The Punjabi Market has a long and proud history as the oldest and largest “Little Punjab” in North America. Its story began on May 31, 1970, when Sucha Singh Claire opened Shaan Saari’s with a vision of initiating a vibrant South Asian neighbourhood in Vancouver similar to what existed in Southhall, London. The area flourished in the 1980s, but then saw decline in the late 2000s as the global financial crisis exacted its toll and families and businesses started relocating elsewhere.

Hi-Class Jewellers; Photo Source: Nanda Family

But especially in the last couple of years, the neighbourhood has taken on a new optimism, in part due to the efforts of the PMRC and its many passionate members. “This is a community-led group who is thinking of the future. I feel like now there is hope in the community, says Nanda.

Jay Nagra with Gulzar Nanda

The PMRC is giving the area a second life through initiatives focused on public art and cultural celebration. “Public art is really important in shaping the identity of a space,” says Nanda. In April, as part of a collaboration with Indian Summer Festival (ISF), they launched a street banner campaign spotlighting the work of Musqueam (Xʷməθkʷəy̓əm) artist, Debra Sparrow (θəliχʷəlʷət), and ISF 2021’s Featured Artist and PMRC Creative Director, Jag Nagra. The banners, with their exuberant colours, give the streets of the Punjabi Market a cheerful energy.

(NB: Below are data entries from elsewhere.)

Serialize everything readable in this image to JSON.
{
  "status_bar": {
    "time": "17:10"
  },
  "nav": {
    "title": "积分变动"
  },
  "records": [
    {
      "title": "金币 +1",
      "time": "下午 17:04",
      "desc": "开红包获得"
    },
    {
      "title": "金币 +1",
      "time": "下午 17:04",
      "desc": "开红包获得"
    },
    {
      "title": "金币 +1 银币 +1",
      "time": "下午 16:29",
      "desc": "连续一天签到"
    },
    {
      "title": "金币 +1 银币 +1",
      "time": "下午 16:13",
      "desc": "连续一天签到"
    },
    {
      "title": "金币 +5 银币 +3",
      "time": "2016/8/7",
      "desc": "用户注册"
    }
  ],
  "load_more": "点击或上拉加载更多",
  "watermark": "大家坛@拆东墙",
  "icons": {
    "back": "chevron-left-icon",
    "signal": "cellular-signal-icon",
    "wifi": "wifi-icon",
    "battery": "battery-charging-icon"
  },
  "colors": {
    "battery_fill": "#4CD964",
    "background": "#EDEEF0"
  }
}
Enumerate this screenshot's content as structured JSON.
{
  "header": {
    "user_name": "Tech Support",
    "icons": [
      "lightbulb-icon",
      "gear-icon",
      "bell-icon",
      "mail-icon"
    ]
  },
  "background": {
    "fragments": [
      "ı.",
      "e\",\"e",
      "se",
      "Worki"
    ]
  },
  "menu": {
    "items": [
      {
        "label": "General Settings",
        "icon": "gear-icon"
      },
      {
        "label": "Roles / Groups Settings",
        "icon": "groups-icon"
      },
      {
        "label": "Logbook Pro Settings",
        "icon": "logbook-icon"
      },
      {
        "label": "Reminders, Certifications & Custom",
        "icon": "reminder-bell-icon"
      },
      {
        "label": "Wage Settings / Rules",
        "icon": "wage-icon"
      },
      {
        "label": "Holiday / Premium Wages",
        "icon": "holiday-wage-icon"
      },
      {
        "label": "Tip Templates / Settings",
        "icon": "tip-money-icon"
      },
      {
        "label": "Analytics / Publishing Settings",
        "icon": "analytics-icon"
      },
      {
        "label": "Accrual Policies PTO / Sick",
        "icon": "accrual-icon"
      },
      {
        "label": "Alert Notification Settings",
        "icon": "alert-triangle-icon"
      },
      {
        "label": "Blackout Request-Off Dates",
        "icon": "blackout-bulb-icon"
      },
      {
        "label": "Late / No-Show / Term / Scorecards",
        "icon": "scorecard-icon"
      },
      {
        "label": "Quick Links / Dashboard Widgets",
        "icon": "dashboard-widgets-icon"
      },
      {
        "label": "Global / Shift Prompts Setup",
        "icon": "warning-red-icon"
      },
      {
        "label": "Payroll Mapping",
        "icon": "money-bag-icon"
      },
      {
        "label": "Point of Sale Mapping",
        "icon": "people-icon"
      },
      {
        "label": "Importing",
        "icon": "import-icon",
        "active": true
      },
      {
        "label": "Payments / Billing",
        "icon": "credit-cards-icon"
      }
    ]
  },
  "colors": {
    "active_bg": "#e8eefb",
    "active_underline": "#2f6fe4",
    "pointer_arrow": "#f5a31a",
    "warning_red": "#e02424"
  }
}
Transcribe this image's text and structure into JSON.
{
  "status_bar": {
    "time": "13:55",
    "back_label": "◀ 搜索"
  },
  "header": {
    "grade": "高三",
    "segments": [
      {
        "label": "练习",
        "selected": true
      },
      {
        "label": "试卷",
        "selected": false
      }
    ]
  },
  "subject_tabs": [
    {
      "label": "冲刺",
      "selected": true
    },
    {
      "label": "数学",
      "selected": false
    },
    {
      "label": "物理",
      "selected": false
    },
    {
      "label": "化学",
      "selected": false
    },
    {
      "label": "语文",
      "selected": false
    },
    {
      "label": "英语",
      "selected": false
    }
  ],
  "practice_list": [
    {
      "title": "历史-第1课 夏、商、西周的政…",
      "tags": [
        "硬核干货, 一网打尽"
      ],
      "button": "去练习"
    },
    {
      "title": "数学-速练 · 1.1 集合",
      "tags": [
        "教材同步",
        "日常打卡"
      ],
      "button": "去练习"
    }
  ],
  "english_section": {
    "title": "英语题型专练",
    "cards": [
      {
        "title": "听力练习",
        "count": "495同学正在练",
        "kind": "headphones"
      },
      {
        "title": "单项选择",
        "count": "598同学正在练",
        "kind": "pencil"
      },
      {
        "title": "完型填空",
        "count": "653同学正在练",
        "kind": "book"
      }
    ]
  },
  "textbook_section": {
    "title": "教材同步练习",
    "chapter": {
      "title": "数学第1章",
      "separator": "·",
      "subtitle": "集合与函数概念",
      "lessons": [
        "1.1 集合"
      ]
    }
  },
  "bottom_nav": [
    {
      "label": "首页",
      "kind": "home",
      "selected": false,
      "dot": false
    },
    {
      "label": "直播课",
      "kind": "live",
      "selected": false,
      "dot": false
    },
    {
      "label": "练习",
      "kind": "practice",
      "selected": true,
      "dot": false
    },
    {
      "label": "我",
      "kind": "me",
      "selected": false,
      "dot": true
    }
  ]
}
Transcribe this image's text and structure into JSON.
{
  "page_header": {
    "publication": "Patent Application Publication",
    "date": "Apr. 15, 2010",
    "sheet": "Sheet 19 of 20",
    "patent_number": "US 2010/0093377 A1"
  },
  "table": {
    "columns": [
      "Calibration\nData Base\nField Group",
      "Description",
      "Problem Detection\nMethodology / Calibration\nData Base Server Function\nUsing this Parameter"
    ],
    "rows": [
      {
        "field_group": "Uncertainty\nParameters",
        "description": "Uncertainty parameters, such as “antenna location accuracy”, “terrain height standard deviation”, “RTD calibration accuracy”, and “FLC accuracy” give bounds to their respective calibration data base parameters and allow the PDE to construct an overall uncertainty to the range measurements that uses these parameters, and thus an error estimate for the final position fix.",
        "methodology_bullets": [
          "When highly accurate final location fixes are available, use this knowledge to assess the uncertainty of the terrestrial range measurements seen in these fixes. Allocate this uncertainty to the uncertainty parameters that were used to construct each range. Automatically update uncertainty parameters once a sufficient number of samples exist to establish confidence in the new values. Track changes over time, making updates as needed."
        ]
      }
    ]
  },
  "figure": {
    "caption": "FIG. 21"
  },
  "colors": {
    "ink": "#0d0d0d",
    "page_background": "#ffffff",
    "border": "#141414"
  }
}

Nagra also was the driving creative force behind Marigolds in the Market, a public art installation centred on marigold garlands, which often appear at South Asian festivities, like weddings. The orange and red garlands hang from the branches of a tree at Main and East 51st Avenue, swaying in the wind for all to happily admire.

Most recently, the PMRC joined forces with Vancouver Mural Festival (VMF) to commission 4 murals after realizing there were only 6 pieces of public art in the whole of the Sunset area. Guest curator, Jas Lally, brought together a group of emerging BIPOC artists (Guntaj Deep Singh, Sandeep Johal, Minahil Bukhari and Mustaali Raj, and Diamond Point) that PMRC wanted to support and spotlight during difficult economic times. Singh’s mural, “The Golden Land” depicts a harvest in rural Punjab, capturing a nostalgic image of hard work, family and tradition. Meanwhile, “Shahi Tukra” by Bukhari and Raj takes its inspiration from North Indian royal palaces to pay homage to the initial immigrants who made the area their home.

Guntaj Deep Singh’s “The Golden Land”; Photo Credit: Jamie Sekhon

Nanda voice is suffused with pride when he talks about the value of visiting the Punjabi Market. “If you come to the Punjabi Market, you’re really stepping into a place where a South Asian entrepreneur can take ownership over their own financial future and be able to provide for their family,” he says. Many of the businesses that opened in the Punjabi Market’s early days still stand today, like Sadhna Saree House and Himalaya Restaurant, which both opened in the 1970s.

Nanda invites you to stop by the Market, where you can shop for a range of items, like jewelry, houseware, and gorgeous fabric, as well as dine at restaurants, like All India Sweets & Restaurant and Tandoori Oven, for a delicious meal. And while you’re there, you can take in the public art that is making the neighbourhood once again a destination for those interested in South Asian history and culture.

Photo Credit: Jamie Sekhon

People are constantly coming into Nanda’s shop and telling him that they’re finally returning to the Market after years of not frequenting it.  “It’s the energy around the idea of this place. People are attracted to that. It’s not one single thing. It’s the entire constellation of the work that we’ve achieved. There is a renewed sense of ownership and pride for the Punjabi Market,” he says.

In the works are spruced up planters, more murals for next year’s VMF, and lively outdoor events that will foster further connection. And although the PMRC is still working out the specifics of their next projects, one thing is for sure: the future for the Punjabi Market is incredibly bright.

Tagged: ,

Say Your Piece

Please be nice, we delete offensive and mean spirited remarks.

This site uses Akismet to reduce spam. Learn how your comment data is processed.